"We need a planning committee to work on this," Tom Carroll said. "They can hammer this out and bring their recommendations to this table. Revis Stewart would be good to work on this, as he worked on it before in 1996. I don't mind to help."
Annexation action was tabled until more information could be obtained.
Mayor Qualls addressed the problem of pit bull dog ownership. A city ordinance bans pit bull dogs being kept inside the city.
"It is a law and needs to be enforced," Suber said.
"The ordinance is there." Strickland said.
"We have agreed to enforce the current ordinance, as the dogs are banned," Qualls said.
Mayor Qualls reviewed the problem of burning limbs and trees inside the city, saying the process is unlawful. Qualls agreed to talk with County Judge Dale Haas to see if the county shredder could be used in place of burning.

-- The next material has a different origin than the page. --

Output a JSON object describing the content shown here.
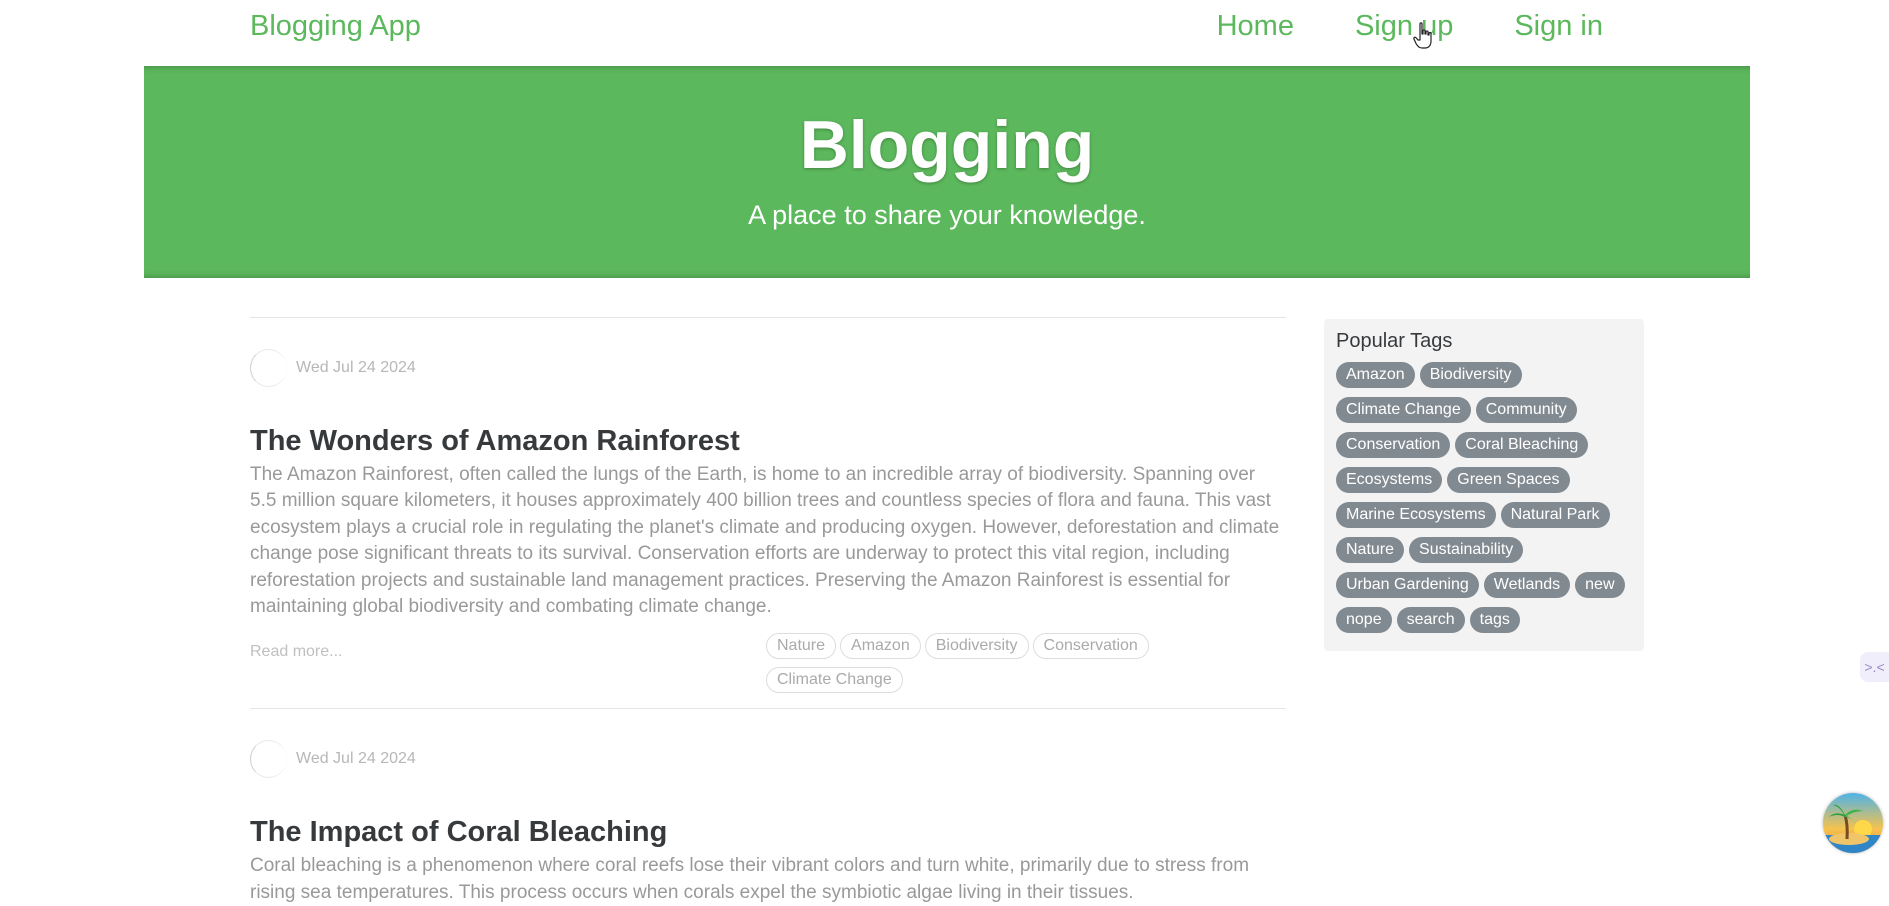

The council passed Ordinance 2007-2 restricting smoking in designated areas, such as city ballparks. A designated smoking area will be established at the ballpark, and policemen were asked to enforce the ordinance.
Unsightly and unsanitary Ordinance was discussed concerning abandoned vehicles in yards.
"There are 17 abandoned vehicles in yards throughout town, and the owners have been notified," Qualls said. "The vehicles can be picked up and secured. A fenced area owned by Fred Chrisman is near city hall and can be used as a secure impound. Jackson's Station has agreed to tow the vehicles fro $30 each and place in impound. This ordinance is not worth the paper it is written on unless enforced."
"We have 17 registered letters. Most have complied with request and others are in negotiations," Police Chief Brian Carmichael said.
Ordinance 1988-2 was updated to Ordinance 2007-3 and Ordinance 2002-5 was updated to 2007-4, to prepare for necessary legalities and fine compliance for enforcing abandoned car ordinances.
Qualls gave a report on city well problems last week and plans to flush lines for proper inspection.
Street paving projects and resurfacing have been completed.
The council discussed current water rates charged to Buffalo Island Regional Water.
"It costs us $2.82 to produce 1,000 gallons of water, and we are currently charging rural water $1.50," Qualls said. "We have not had a rate increase in six years."
After a brief discussion the council voted to raise rates from $1.50 to $2.00.
Mayor Qualls gave an update of progress made on securing easements for construction a new street south of BIC School to the ballparks.
"All four easements have been secured," Qualls said. "We are working with the county to begin preparation soon. This road is going to be an asset."
Chief Carmichael reviewed plans for National Night Out, planned for Tuesday, Aug. 7, from 6-8:30 p.m. at the city park.
"We have four balloon rides, live band, train, lots of food, and give away prizes," Carmichael said. "This year is going to be the best ever."
Several councilmen inquired about the use of the city's new mower to mow Highway 18 right-of-way.
"I have been asked why we are mowing ditches out of town with our new lawn mower," Carroll said.
"We have mad a few runs out to Bob Harper's and back to make the city look better," Qualls said. "The men won't get on the old mower to do that. The highway department is not mowing this and it looks bad. The state is not doing its job. We want it to look right, since the school looks so nice on the other side of the highway. It is low profile."
Qualls reported the city is spraying three nights a week for mosquitoes.